[WHAT IS NEEDED] You are asked to write out the full listing exactly as it stands.

[DATASET RECORDS]
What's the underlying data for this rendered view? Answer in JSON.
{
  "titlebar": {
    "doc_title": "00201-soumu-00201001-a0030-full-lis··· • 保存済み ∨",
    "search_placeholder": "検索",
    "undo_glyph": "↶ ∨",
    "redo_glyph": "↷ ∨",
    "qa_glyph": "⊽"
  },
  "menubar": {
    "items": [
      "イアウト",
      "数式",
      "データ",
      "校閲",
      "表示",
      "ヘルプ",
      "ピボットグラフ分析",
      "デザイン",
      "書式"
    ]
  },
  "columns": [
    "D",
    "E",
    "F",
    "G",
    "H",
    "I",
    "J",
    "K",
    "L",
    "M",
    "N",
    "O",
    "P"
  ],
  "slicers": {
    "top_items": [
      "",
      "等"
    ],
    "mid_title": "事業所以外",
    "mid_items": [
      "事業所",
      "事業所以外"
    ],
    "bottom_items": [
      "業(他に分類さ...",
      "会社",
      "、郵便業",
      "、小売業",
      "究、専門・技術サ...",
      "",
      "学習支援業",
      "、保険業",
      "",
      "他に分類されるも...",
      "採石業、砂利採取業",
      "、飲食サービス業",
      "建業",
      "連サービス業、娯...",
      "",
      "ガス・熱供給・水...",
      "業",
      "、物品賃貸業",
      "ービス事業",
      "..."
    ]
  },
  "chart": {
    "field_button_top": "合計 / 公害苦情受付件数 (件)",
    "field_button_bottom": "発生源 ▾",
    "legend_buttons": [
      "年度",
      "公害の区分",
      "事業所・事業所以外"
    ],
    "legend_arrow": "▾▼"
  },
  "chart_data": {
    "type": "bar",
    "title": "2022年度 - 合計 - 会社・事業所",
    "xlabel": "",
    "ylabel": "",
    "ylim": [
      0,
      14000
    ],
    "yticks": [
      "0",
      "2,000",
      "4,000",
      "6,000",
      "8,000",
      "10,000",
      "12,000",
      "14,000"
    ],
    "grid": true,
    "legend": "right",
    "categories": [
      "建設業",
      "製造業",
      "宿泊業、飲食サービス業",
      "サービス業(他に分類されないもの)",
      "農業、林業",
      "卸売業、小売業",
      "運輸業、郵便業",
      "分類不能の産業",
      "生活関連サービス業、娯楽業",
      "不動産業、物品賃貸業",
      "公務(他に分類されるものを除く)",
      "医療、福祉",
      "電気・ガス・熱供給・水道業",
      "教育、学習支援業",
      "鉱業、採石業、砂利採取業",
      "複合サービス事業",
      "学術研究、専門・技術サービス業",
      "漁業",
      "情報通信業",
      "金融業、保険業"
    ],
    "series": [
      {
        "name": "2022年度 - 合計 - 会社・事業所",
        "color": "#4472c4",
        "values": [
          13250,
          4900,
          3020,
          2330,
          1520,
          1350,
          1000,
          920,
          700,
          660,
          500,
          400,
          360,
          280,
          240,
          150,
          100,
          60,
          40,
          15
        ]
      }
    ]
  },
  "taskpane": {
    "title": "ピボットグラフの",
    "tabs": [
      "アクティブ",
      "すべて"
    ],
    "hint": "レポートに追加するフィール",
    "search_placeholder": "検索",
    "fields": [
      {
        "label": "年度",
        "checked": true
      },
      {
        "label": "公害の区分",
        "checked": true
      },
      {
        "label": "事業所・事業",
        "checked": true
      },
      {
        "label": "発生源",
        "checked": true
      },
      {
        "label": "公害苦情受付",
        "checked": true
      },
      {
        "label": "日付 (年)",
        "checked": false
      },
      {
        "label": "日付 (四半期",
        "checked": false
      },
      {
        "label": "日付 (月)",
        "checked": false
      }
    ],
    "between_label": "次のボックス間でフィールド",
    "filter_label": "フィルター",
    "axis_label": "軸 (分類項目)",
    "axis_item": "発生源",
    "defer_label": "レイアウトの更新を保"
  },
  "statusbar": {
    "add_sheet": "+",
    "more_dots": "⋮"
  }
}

[RESPONSE TO THIS TASK]
What's the underlying data for this rendered view? Answer in JSON.
{
  "titlebar": {
    "doc_title": "00201-soumu-00201001-a0030-full-lis··· • 保存済み ∨",
    "search_placeholder": "検索",
    "undo_glyph": "↶ ∨",
    "redo_glyph": "↷ ∨",
    "qa_glyph": "⊽"
  },
  "menubar": {
    "items": [
      "イアウト",
      "数式",
      "データ",
      "校閲",
      "表示",
      "ヘルプ",
      "ピボットグラフ分析",
      "デザイン",
      "書式"
    ]
  },
  "columns": [
    "D",
    "E",
    "F",
    "G",
    "H",
    "I",
    "J",
    "K",
    "L",
    "M",
    "N",
    "O",
    "P"
  ],
  "slicers": {
    "top_items": [
      "",
      "等"
    ],
    "mid_title": "事業所以外",
    "mid_items": [
      "事業所",
      "事業所以外"
    ],
    "bottom_items": [
      "業(他に分類さ...",
      "会社",
      "、郵便業",
      "、小売業",
      "究、専門・技術サ...",
      "",
      "学習支援業",
      "、保険業",
      "",
      "他に分類されるも...",
      "採石業、砂利採取業",
      "、飲食サービス業",
      "建業",
      "連サービス業、娯...",
      "",
      "ガス・熱供給・水...",
      "業",
      "、物品賃貸業",
      "ービス事業",
      "..."
    ]
  },
  "chart": {
    "field_button_top": "合計 / 公害苦情受付件数 (件)",
    "field_button_bottom": "発生源 ▾",
    "legend_buttons": [
      "年度",
      "公害の区分",
      "事業所・事業所以外"
    ],
    "legend_arrow": "▾▼"
  },
  "chart_data": {
    "type": "bar",
    "title": "2022年度 - 合計 - 会社・事業所",
    "xlabel": "",
    "ylabel": "",
    "ylim": [
      0,
      14000
    ],
    "yticks": [
      "0",
      "2,000",
      "4,000",
      "6,000",
      "8,000",
      "10,000",
      "12,000",
      "14,000"
    ],
    "grid": true,
    "legend": "right",
    "categories": [
      "建設業",
      "製造業",
      "宿泊業、飲食サービス業",
      "サービス業(他に分類されないもの)",
      "農業、林業",
      "卸売業、小売業",
      "運輸業、郵便業",
      "分類不能の産業",
      "生活関連サービス業、娯楽業",
      "不動産業、物品賃貸業",
      "公務(他に分類されるものを除く)",
      "医療、福祉",
      "電気・ガス・熱供給・水道業",
      "教育、学習支援業",
      "鉱業、採石業、砂利採取業",
      "複合サービス事業",
      "学術研究、専門・技術サービス業",
      "漁業",
      "情報通信業",
      "金融業、保険業"
    ],
    "series": [
      {
        "name": "2022年度 - 合計 - 会社・事業所",
        "color": "#4472c4",
        "values": [
          13250,
          4900,
          3020,
          2330,
          1520,
          1350,
          1000,
          920,
          700,
          660,
          500,
          400,
          360,
          280,
          240,
          150,
          100,
          60,
          40,
          15
        ]
      }
    ]
  },
  "taskpane": {
    "title": "ピボットグラフの",
    "tabs": [
      "アクティブ",
      "すべて"
    ],
    "hint": "レポートに追加するフィール",
    "search_placeholder": "検索",
    "fields": [
      {
        "label": "年度",
        "checked": true
      },
      {
        "label": "公害の区分",
        "checked": true
      },
      {
        "label": "事業所・事業",
        "checked": true
      },
      {
        "label": "発生源",
        "checked": true
      },
      {
        "label": "公害苦情受付",
        "checked": true
      },
      {
        "label": "日付 (年)",
        "checked": false
      },
      {
        "label": "日付 (四半期",
        "checked": false
      },
      {
        "label": "日付 (月)",
        "checked": false
      }
    ],
    "between_label": "次のボックス間でフィールド",
    "filter_label": "フィルター",
    "axis_label": "軸 (分類項目)",
    "axis_item": "発生源",
    "defer_label": "レイアウトの更新を保"
  },
  "statusbar": {
    "add_sheet": "+",
    "more_dots": "⋮"
  }
}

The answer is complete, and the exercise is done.